Constraints such as budgeting, zoning and preservation requirements have contributed to the creativity of redeveloping buildings, but even more fascinating is how these spaces have been utilized in joint missions to celebrate and share art while directly benefiting the bottom line.

Through various Arts and Entrepreneurship collaborations, Harder Development has a business that thrives on being a bridge for Business and Arts in the Valley.

Examples of using art as a method of exposure, business development, and community building include the following projects.

 

Hosting Inclusive Events: The Great Paint Escape
The Great Paint Escape consisted of two parts: Hiring muralists to create art on the exterior of one of Harder Development’s buildings, as well as inviting 13 muralists to work within the building to create fine art in a live format.

 

Sourcing food, music and wrapping the interior of the building as well as parts of the exterior in canvas and paper, Harder Development encouraged kids and adults to create art on the walls, tables and windows with muralists creating art alongside them.

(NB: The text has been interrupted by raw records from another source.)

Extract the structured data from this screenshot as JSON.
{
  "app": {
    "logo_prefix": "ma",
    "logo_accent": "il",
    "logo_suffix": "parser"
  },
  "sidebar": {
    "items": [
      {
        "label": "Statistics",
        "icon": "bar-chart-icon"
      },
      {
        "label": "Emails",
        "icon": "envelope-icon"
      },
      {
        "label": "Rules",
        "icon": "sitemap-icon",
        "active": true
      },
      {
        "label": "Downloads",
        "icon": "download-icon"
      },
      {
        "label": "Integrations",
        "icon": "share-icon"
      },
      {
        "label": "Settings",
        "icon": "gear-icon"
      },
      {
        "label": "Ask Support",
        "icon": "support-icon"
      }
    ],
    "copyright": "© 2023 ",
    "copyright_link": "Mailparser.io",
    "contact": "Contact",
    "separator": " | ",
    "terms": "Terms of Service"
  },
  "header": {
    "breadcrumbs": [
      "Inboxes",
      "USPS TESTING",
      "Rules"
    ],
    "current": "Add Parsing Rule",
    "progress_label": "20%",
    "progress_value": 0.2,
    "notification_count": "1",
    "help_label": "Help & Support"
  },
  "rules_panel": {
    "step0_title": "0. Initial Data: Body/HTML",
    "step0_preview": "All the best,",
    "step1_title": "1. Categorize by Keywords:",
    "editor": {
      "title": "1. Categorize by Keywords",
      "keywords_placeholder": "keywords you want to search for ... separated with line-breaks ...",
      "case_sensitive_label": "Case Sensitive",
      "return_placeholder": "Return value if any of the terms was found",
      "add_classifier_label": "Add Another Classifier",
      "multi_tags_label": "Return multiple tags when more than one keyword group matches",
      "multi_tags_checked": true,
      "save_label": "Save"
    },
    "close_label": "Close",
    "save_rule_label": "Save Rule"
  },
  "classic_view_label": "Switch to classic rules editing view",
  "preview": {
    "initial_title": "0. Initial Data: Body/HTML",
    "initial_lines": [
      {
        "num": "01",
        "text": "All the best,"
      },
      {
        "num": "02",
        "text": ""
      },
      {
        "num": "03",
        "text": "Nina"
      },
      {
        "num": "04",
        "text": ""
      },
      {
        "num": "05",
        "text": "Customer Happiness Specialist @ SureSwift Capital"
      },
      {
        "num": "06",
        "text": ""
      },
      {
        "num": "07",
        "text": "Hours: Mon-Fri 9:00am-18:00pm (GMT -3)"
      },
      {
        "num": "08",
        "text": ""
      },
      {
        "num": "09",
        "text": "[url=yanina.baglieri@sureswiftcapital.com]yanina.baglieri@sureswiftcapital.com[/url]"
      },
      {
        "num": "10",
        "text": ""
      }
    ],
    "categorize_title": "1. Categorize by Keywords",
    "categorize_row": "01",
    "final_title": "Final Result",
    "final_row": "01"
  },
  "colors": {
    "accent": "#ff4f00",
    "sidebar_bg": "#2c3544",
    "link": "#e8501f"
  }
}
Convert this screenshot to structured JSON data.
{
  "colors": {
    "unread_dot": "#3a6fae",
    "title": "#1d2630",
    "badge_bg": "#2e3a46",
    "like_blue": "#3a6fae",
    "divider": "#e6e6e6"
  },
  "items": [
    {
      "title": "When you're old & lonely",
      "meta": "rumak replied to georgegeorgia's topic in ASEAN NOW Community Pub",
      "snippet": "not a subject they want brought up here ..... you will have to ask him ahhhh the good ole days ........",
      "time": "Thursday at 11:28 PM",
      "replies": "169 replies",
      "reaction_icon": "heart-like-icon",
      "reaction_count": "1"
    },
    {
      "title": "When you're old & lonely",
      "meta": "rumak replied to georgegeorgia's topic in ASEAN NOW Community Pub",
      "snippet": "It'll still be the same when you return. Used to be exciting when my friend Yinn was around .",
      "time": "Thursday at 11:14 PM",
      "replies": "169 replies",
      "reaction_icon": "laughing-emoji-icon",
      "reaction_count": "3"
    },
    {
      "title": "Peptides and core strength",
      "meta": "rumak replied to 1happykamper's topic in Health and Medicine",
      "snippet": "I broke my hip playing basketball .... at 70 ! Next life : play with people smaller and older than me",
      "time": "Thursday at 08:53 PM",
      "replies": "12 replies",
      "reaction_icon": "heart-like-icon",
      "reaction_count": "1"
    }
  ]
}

The creations from the event were put into a silent auction for the benefit of Free Arts of Arizona. Harder Development funded the event, artists, vendors and wrote a matching check to Free Arts for all the money raised in the silent auction. This was the grand opening celebration and grassroots tenant search for 335 Commons (335 W. McDowell Road), from which an attending artist saw and made the building their business’ home. They became Harder Development’s first signed tenant: Revival Art Collective.

Showcasing Local Businesses
Lending the unused interior space of 335 Commons to a then-emerging Short Leash Hot Dogs for their first Sit and Stay lunch. This community-focused event invited groups to come and eat, simultaneously promoting the space and the budding Food Truck. It also showcased the property’s plans for redevelopment and opened the door to community feedback.

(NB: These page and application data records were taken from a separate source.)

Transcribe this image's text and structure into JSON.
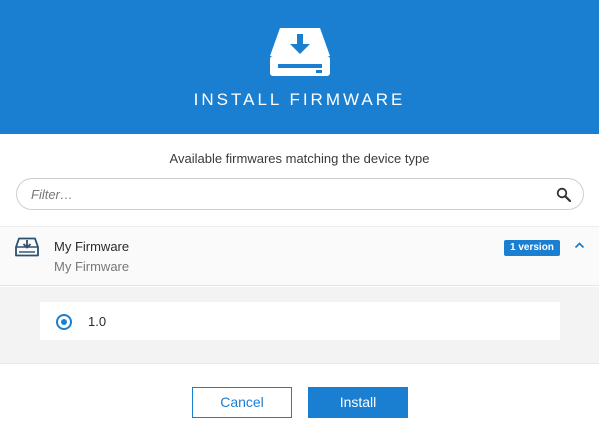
{
  "header": {
    "icon": "install-drive-icon",
    "title": "INSTALL FIRMWARE"
  },
  "subtitle": "Available firmwares matching the device type",
  "filter": {
    "placeholder": "Filter…",
    "value": "",
    "icon": "search-icon"
  },
  "firmware": {
    "icon": "install-drive-icon",
    "name": "My Firmware",
    "subtitle": "My Firmware",
    "badge": "1 version",
    "expanded": true,
    "versions": [
      {
        "label": "1.0",
        "selected": true
      }
    ]
  },
  "footer": {
    "cancel_label": "Cancel",
    "install_label": "Install"
  },
  "colors": {
    "accent": "#1a7fd1",
    "header_bg": "#1a7fd1"
  }
}
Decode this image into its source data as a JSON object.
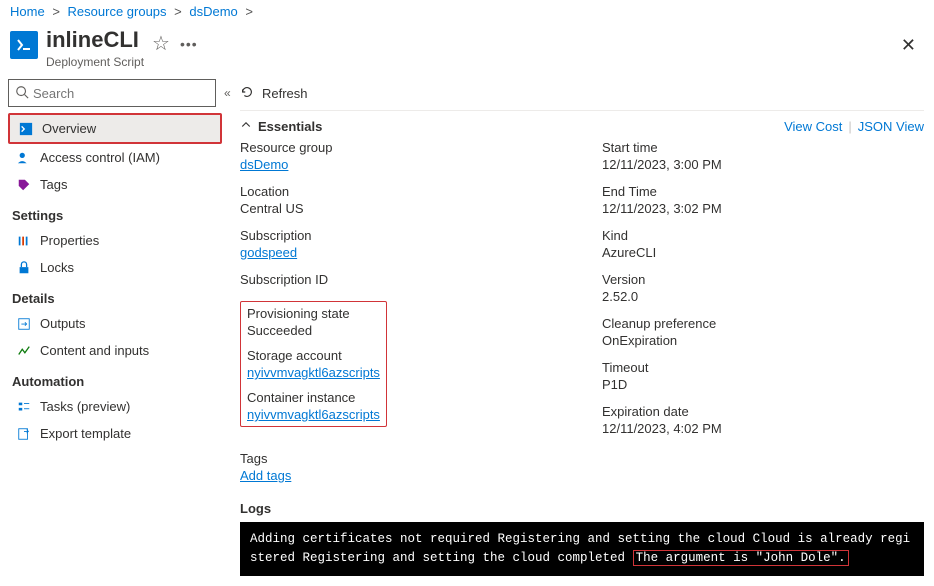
{
  "breadcrumb": [
    "Home",
    "Resource groups",
    "dsDemo"
  ],
  "header": {
    "title": "inlineCLI",
    "subtitle": "Deployment Script"
  },
  "sidebar": {
    "search_placeholder": "Search",
    "items": {
      "overview": "Overview",
      "access": "Access control (IAM)",
      "tags": "Tags"
    },
    "settings_label": "Settings",
    "settings": {
      "properties": "Properties",
      "locks": "Locks"
    },
    "details_label": "Details",
    "details": {
      "outputs": "Outputs",
      "content": "Content and inputs"
    },
    "automation_label": "Automation",
    "automation": {
      "tasks": "Tasks (preview)",
      "export": "Export template"
    }
  },
  "toolbar": {
    "refresh": "Refresh"
  },
  "essentials": {
    "header": "Essentials",
    "view_cost": "View Cost",
    "json_view": "JSON View",
    "left": {
      "resource_group_label": "Resource group",
      "resource_group_value": "dsDemo",
      "location_label": "Location",
      "location_value": "Central US",
      "subscription_label": "Subscription",
      "subscription_value": "godspeed",
      "subscription_id_label": "Subscription ID",
      "subscription_id_value": "",
      "provisioning_label": "Provisioning state",
      "provisioning_value": "Succeeded",
      "storage_label": "Storage account",
      "storage_value": "nyivvmvagktl6azscripts",
      "container_label": "Container instance",
      "container_value": "nyivvmvagktl6azscripts"
    },
    "right": {
      "start_label": "Start time",
      "start_value": "12/11/2023, 3:00 PM",
      "end_label": "End Time",
      "end_value": "12/11/2023, 3:02 PM",
      "kind_label": "Kind",
      "kind_value": "AzureCLI",
      "version_label": "Version",
      "version_value": "2.52.0",
      "cleanup_label": "Cleanup preference",
      "cleanup_value": "OnExpiration",
      "timeout_label": "Timeout",
      "timeout_value": "P1D",
      "expiration_label": "Expiration date",
      "expiration_value": "12/11/2023, 4:02 PM"
    },
    "tags_label": "Tags",
    "tags_value": "Add tags"
  },
  "logs": {
    "label": "Logs",
    "text_pre": "Adding certificates not required Registering and setting the cloud Cloud is already registered Registering and setting the cloud completed ",
    "text_highlight": "The argument is \"John Dole\"."
  }
}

Establishing Pop-Up Galleries
Promoting a temporarily-vacant space as an arts gallery to make the community aware of redevelopment in their neighborhood. Harder Development invited multiple artists within the adjacent community to display their work during a First Friday event and coordinated an Artlink trolley stop outside the building to encourage attendance and foot-traffic.

Serving as an Extension Space
Collaborating with local art space {9} The Gallery to showcase large scale artwork in Harder Development’s newly redeveloped building, the show ‘Transforming Space’ was a resource for the artists that work with large scale canvases. It was an opportunity to bring collectors, fans and families to see the works on short-term exhibition in a spacious environment. This show served as the grand opening of Carline Center (1018 W. Roosevelt Street) , a sizable commercial space in the Roosevelt Neighborhood which later housed a health tech company.

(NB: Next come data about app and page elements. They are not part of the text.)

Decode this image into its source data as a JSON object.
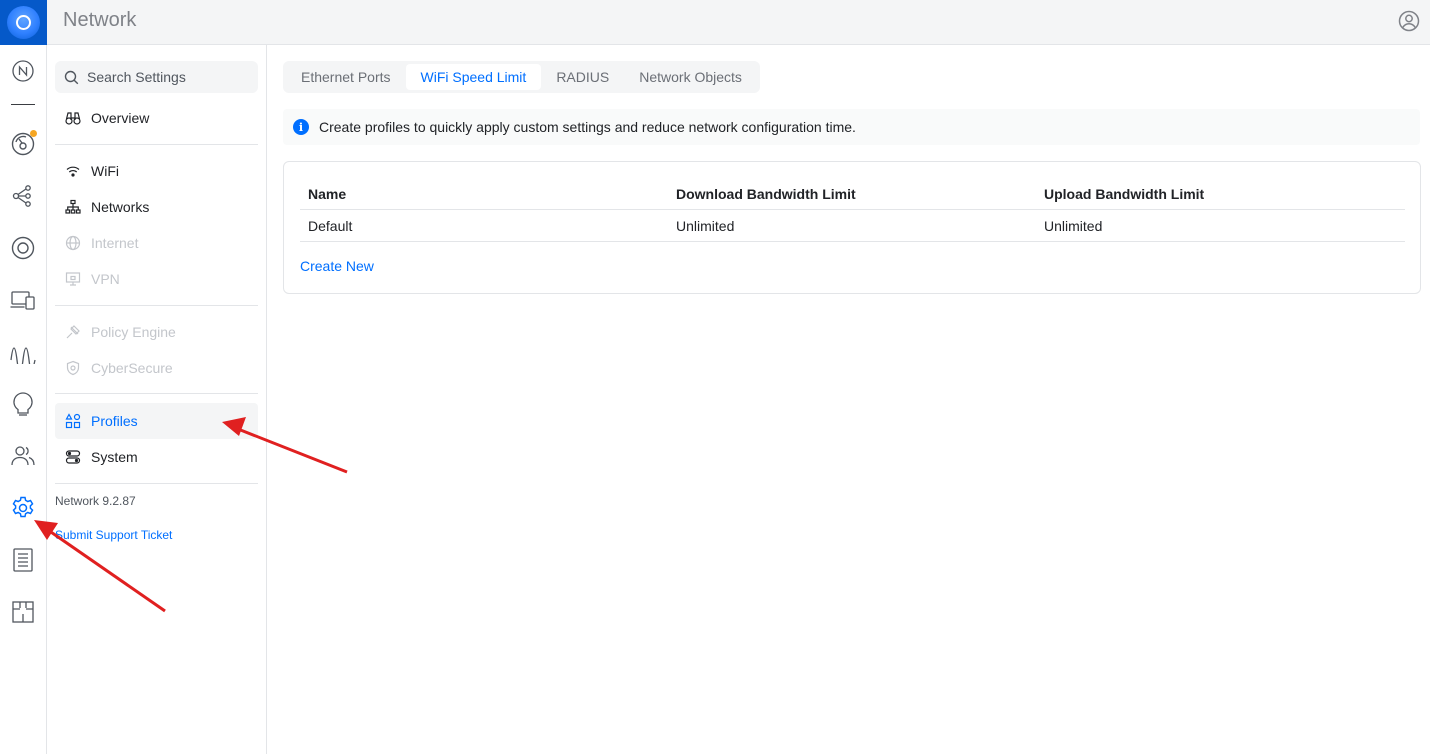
{
  "app": {
    "title": "Network"
  },
  "topbar": {
    "account_icon": "user-circle-icon"
  },
  "rail": {
    "items": [
      {
        "name": "network-logo-icon",
        "active": false
      },
      {
        "name": "dashboard-icon",
        "notification": true
      },
      {
        "name": "topology-icon"
      },
      {
        "name": "unifi-devices-icon"
      },
      {
        "name": "client-devices-icon"
      },
      {
        "name": "statistics-icon"
      },
      {
        "name": "insights-icon"
      },
      {
        "name": "users-icon"
      },
      {
        "name": "settings-icon",
        "active": true
      },
      {
        "name": "logs-icon"
      },
      {
        "name": "floorplan-icon"
      }
    ]
  },
  "sidebar": {
    "search_placeholder": "Search Settings",
    "items": [
      {
        "label": "Overview",
        "icon": "binoculars-icon",
        "state": "normal"
      },
      {
        "label": "WiFi",
        "icon": "wifi-icon",
        "state": "normal"
      },
      {
        "label": "Networks",
        "icon": "network-tree-icon",
        "state": "normal"
      },
      {
        "label": "Internet",
        "icon": "globe-icon",
        "state": "disabled"
      },
      {
        "label": "VPN",
        "icon": "vpn-monitor-icon",
        "state": "disabled"
      },
      {
        "label": "Policy Engine",
        "icon": "policy-icon",
        "state": "disabled"
      },
      {
        "label": "CyberSecure",
        "icon": "shield-icon",
        "state": "disabled"
      },
      {
        "label": "Profiles",
        "icon": "profiles-grid-icon",
        "state": "active"
      },
      {
        "label": "System",
        "icon": "system-toggle-icon",
        "state": "normal"
      }
    ],
    "version": "Network 9.2.87",
    "support_link": "Submit Support Ticket"
  },
  "tabs": [
    {
      "label": "Ethernet Ports",
      "active": false
    },
    {
      "label": "WiFi Speed Limit",
      "active": true
    },
    {
      "label": "RADIUS",
      "active": false
    },
    {
      "label": "Network Objects",
      "active": false
    }
  ],
  "banner": {
    "icon": "info-icon",
    "text": "Create profiles to quickly apply custom settings and reduce network configuration time."
  },
  "table": {
    "columns": [
      "Name",
      "Download Bandwidth Limit",
      "Upload Bandwidth Limit"
    ],
    "rows": [
      [
        "Default",
        "Unlimited",
        "Unlimited"
      ]
    ]
  },
  "create_new": "Create New",
  "colors": {
    "accent": "#006fff",
    "brand": "#0559c9",
    "notification": "#f5a623",
    "annotation_arrow": "#e02020"
  }
}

Sourcing Local Talent
Hiring local artists and craftspeople such as 11th Monk3y Industries, E2 Innovations, and Bill Hemphill Designs among others to contribute to original builds and tenant improvements of the buildings with signage, custom steel work, custom concrete work and millwork for cabinetry.

Keeping in Close Proximity
Sharing office space with other small business owners that have a passion for the arts, consistently showing art when possible, and opening spaces containing art to host industry-focused events.

Posted in Celebrating Cultural Diversity, Creating Vibrant Communities, Inspiring Employees, Standing Out in Business, Stimulating Innovation